Malayala Manorama, the biggest media group in Kerala, in December 16, 2016 edition of Bhashaposhini, a 125-year-old literary magazine, carried a painting, an artistic interpolation of Leonardo da Vinci’s classic 15th century mural — ‘The Last Supper.’ The painting was done by noted painter Tom Vattakkuzhi for a play.
The painter had depicted an image with nuns sitting around a bare-breasted Mata Hari in the style of the famous last supper scene. However, the issue simply and silently disappeared.
Some Christian groups reportedly protested the use of the painting as they felt the painting insulted the spirit of Christ’s last supper.
However the same magazine now had as its cover the photo of a sculpture of Sree Narayana Guru, a major enlightenment figure, in not exactly an honourable way.
Likewise, yet another group, BDJS (Bharat Dharma Jana Sena), that claims to represent Hindu interests and draws support from the Ezhava community, felt the sculpture denigrated Guru, who, it claimed, is revered as god.
The publishers faced a backlash on social media and outside. They tendered an apology and recalled the issue and removed the painting.
Soon after, the Hindu outfit also decided not to protest further.

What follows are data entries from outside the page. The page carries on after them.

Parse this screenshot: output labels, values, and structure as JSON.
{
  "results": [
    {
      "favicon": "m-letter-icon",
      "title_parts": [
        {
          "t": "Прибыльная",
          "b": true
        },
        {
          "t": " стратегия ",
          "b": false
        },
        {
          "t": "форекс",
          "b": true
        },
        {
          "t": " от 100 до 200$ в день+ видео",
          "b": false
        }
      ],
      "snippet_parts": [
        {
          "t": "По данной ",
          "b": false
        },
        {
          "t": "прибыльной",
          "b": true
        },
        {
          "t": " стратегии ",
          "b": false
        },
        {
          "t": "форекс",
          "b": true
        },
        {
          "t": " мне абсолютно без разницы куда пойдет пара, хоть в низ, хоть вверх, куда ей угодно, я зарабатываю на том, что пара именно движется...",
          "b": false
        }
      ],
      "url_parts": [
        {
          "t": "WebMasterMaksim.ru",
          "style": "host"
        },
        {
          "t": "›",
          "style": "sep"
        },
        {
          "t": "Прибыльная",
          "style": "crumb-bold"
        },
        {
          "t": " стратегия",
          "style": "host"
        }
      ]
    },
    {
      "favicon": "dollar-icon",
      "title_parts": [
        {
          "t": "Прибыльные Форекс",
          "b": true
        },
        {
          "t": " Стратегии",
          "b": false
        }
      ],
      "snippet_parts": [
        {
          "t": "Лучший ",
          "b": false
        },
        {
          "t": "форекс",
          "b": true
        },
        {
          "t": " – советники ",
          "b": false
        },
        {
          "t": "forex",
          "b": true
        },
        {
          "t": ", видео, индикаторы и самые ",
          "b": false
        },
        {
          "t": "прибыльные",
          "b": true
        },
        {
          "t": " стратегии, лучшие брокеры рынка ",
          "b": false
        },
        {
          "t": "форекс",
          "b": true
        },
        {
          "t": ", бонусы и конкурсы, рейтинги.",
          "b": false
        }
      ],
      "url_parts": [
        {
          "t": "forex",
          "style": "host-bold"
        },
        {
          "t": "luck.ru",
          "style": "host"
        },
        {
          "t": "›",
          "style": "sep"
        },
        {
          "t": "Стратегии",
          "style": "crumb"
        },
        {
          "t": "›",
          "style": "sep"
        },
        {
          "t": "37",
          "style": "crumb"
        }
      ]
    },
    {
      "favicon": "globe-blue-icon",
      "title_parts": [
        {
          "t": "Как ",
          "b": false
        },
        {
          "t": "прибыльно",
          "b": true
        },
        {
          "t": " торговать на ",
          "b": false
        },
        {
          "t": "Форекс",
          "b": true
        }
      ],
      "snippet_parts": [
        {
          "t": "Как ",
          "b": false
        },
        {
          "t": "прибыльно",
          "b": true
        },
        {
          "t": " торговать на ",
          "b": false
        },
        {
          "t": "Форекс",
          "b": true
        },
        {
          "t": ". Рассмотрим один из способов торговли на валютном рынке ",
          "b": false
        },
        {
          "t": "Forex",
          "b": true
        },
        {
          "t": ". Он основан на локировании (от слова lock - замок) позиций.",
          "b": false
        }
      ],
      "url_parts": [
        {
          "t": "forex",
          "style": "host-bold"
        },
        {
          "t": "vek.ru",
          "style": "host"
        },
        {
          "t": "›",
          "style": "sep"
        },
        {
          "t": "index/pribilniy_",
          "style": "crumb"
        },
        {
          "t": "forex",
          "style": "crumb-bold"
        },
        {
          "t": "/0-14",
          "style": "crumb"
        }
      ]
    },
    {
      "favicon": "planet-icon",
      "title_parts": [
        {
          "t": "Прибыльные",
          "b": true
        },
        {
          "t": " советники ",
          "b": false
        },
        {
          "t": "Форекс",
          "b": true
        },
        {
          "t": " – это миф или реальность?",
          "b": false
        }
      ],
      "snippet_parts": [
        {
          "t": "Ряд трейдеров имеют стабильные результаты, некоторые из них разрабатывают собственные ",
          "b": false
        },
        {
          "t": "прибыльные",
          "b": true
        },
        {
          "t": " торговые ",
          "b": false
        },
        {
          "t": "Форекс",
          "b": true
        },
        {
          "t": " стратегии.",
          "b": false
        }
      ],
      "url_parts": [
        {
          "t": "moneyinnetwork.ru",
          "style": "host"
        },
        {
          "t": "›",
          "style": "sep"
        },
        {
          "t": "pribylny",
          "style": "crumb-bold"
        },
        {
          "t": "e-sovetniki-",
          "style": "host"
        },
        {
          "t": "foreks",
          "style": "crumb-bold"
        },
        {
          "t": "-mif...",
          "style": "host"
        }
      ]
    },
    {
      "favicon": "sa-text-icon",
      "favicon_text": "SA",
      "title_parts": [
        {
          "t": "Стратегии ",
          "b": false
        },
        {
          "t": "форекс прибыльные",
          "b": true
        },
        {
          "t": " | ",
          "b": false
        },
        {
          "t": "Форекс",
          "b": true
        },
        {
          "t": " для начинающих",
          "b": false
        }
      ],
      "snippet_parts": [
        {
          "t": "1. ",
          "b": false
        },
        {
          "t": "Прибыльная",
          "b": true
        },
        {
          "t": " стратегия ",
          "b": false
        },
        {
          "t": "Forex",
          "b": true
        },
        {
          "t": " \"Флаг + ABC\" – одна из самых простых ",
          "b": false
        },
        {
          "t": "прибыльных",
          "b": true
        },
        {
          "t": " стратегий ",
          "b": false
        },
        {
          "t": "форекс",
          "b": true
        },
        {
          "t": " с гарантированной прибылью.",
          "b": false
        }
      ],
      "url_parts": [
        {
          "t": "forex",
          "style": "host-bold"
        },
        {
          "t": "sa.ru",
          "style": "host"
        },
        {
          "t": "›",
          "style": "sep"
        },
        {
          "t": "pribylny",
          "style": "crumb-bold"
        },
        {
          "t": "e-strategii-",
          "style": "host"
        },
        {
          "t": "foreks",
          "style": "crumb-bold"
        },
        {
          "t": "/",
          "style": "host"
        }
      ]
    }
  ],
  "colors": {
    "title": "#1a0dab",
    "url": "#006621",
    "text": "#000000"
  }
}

However, according to a report in The News Minute:
“Though the magazine was withdrawn from circulation after sending a few copies to its subscribers by post, the church started a campaign to ban Manorama publications.”
The report said that there is speculation that a magazine owned by the Church is deliberately playing up the issue to cut down on the circulation of Bhasha Poshini and increase its own.
The Christian groups are continuing with their protests.
According to playwright Gopan, Kerala is going through a dangerous situation. “The intolerance to Vattakuzhy’s painting is frightening. It’s a war against the image. It is a pity that we have to live in these times,” Gopan said.
What is even more perplexing is that a publication in India’s most literate state is facing such issues.